> _What to do_
Each entry below needs to be copied exactly, with nothing dropped.

Saved data entries:

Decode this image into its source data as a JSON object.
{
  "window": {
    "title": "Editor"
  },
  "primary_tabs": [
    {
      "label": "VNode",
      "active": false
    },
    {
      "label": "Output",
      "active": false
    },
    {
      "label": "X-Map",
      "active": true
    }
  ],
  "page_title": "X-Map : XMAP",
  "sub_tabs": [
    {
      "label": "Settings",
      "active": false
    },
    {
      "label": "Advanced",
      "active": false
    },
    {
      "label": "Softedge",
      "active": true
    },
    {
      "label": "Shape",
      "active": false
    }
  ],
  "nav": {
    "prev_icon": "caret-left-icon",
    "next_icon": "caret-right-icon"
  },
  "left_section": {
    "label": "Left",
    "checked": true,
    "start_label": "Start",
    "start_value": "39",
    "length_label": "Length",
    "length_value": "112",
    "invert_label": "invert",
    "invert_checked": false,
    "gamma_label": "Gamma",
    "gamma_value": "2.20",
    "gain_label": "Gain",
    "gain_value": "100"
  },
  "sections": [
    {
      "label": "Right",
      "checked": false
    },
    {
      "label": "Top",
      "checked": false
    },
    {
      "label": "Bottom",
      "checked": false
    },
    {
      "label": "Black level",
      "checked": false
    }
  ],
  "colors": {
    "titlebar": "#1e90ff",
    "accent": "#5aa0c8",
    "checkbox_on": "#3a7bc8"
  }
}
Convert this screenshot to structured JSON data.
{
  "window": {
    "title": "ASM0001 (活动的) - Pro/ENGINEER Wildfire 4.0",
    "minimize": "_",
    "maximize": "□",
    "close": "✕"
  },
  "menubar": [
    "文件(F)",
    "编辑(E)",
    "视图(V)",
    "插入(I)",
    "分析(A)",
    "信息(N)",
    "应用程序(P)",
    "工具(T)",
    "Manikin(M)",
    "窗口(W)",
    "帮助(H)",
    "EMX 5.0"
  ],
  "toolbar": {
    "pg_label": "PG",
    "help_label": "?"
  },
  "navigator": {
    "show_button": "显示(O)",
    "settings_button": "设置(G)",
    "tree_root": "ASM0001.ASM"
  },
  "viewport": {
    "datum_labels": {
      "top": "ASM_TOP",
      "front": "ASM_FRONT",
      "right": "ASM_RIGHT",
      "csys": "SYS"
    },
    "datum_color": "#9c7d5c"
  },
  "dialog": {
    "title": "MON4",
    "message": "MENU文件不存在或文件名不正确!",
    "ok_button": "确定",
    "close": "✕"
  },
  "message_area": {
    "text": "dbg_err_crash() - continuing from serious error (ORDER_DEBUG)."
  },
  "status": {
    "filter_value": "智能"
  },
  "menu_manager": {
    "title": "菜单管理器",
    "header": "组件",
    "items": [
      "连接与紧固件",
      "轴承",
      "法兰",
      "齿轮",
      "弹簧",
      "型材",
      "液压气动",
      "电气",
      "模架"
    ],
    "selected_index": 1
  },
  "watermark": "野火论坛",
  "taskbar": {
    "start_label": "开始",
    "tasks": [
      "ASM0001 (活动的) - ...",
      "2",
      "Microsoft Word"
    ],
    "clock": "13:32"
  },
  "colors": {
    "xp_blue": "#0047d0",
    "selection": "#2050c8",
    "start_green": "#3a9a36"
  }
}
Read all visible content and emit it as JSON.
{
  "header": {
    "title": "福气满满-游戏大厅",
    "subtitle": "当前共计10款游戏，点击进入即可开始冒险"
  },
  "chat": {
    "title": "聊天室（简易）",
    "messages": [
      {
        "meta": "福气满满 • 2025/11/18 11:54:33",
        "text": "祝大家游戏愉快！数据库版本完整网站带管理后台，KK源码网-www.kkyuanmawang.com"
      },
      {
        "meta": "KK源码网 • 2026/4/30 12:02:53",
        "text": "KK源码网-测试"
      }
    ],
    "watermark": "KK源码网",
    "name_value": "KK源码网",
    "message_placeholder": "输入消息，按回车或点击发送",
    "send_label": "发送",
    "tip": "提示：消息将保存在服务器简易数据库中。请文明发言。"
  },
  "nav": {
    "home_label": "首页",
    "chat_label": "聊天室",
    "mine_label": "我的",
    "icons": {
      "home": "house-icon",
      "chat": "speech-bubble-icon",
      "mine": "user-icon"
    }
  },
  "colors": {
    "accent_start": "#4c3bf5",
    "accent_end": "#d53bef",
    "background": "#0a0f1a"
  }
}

> _Exercise result_
Decode this image into its source data as a JSON object.
{
  "window": {
    "title": "Editor"
  },
  "primary_tabs": [
    {
      "label": "VNode",
      "active": false
    },
    {
      "label": "Output",
      "active": false
    },
    {
      "label": "X-Map",
      "active": true
    }
  ],
  "page_title": "X-Map : XMAP",
  "sub_tabs": [
    {
      "label": "Settings",
      "active": false
    },
    {
      "label": "Advanced",
      "active": false
    },
    {
      "label": "Softedge",
      "active": true
    },
    {
      "label": "Shape",
      "active": false
    }
  ],
  "nav": {
    "prev_icon": "caret-left-icon",
    "next_icon": "caret-right-icon"
  },
  "left_section": {
    "label": "Left",
    "checked": true,
    "start_label": "Start",
    "start_value": "39",
    "length_label": "Length",
    "length_value": "112",
    "invert_label": "invert",
    "invert_checked": false,
    "gamma_label": "Gamma",
    "gamma_value": "2.20",
    "gain_label": "Gain",
    "gain_value": "100"
  },
  "sections": [
    {
      "label": "Right",
      "checked": false
    },
    {
      "label": "Top",
      "checked": false
    },
    {
      "label": "Bottom",
      "checked": false
    },
    {
      "label": "Black level",
      "checked": false
    }
  ],
  "colors": {
    "titlebar": "#1e90ff",
    "accent": "#5aa0c8",
    "checkbox_on": "#3a7bc8"
  }
}
Convert this screenshot to structured JSON data.
{
  "window": {
    "title": "ASM0001 (活动的) - Pro/ENGINEER Wildfire 4.0",
    "minimize": "_",
    "maximize": "□",
    "close": "✕"
  },
  "menubar": [
    "文件(F)",
    "编辑(E)",
    "视图(V)",
    "插入(I)",
    "分析(A)",
    "信息(N)",
    "应用程序(P)",
    "工具(T)",
    "Manikin(M)",
    "窗口(W)",
    "帮助(H)",
    "EMX 5.0"
  ],
  "toolbar": {
    "pg_label": "PG",
    "help_label": "?"
  },
  "navigator": {
    "show_button": "显示(O)",
    "settings_button": "设置(G)",
    "tree_root": "ASM0001.ASM"
  },
  "viewport": {
    "datum_labels": {
      "top": "ASM_TOP",
      "front": "ASM_FRONT",
      "right": "ASM_RIGHT",
      "csys": "SYS"
    },
    "datum_color": "#9c7d5c"
  },
  "dialog": {
    "title": "MON4",
    "message": "MENU文件不存在或文件名不正确!",
    "ok_button": "确定",
    "close": "✕"
  },
  "message_area": {
    "text": "dbg_err_crash() - continuing from serious error (ORDER_DEBUG)."
  },
  "status": {
    "filter_value": "智能"
  },
  "menu_manager": {
    "title": "菜单管理器",
    "header": "组件",
    "items": [
      "连接与紧固件",
      "轴承",
      "法兰",
      "齿轮",
      "弹簧",
      "型材",
      "液压气动",
      "电气",
      "模架"
    ],
    "selected_index": 1
  },
  "watermark": "野火论坛",
  "taskbar": {
    "start_label": "开始",
    "tasks": [
      "ASM0001 (活动的) - ...",
      "2",
      "Microsoft Word"
    ],
    "clock": "13:32"
  },
  "colors": {
    "xp_blue": "#0047d0",
    "selection": "#2050c8",
    "start_green": "#3a9a36"
  }
}
Read all visible content and emit it as JSON.
{
  "header": {
    "title": "福气满满-游戏大厅",
    "subtitle": "当前共计10款游戏，点击进入即可开始冒险"
  },
  "chat": {
    "title": "聊天室（简易）",
    "messages": [
      {
        "meta": "福气满满 • 2025/11/18 11:54:33",
        "text": "祝大家游戏愉快！数据库版本完整网站带管理后台，KK源码网-www.kkyuanmawang.com"
      },
      {
        "meta": "KK源码网 • 2026/4/30 12:02:53",
        "text": "KK源码网-测试"
      }
    ],
    "watermark": "KK源码网",
    "name_value": "KK源码网",
    "message_placeholder": "输入消息，按回车或点击发送",
    "send_label": "发送",
    "tip": "提示：消息将保存在服务器简易数据库中。请文明发言。"
  },
  "nav": {
    "home_label": "首页",
    "chat_label": "聊天室",
    "mine_label": "我的",
    "icons": {
      "home": "house-icon",
      "chat": "speech-bubble-icon",
      "mine": "user-icon"
    }
  },
  "colors": {
    "accent_start": "#4c3bf5",
    "accent_end": "#d53bef",
    "background": "#0a0f1a"
  }
}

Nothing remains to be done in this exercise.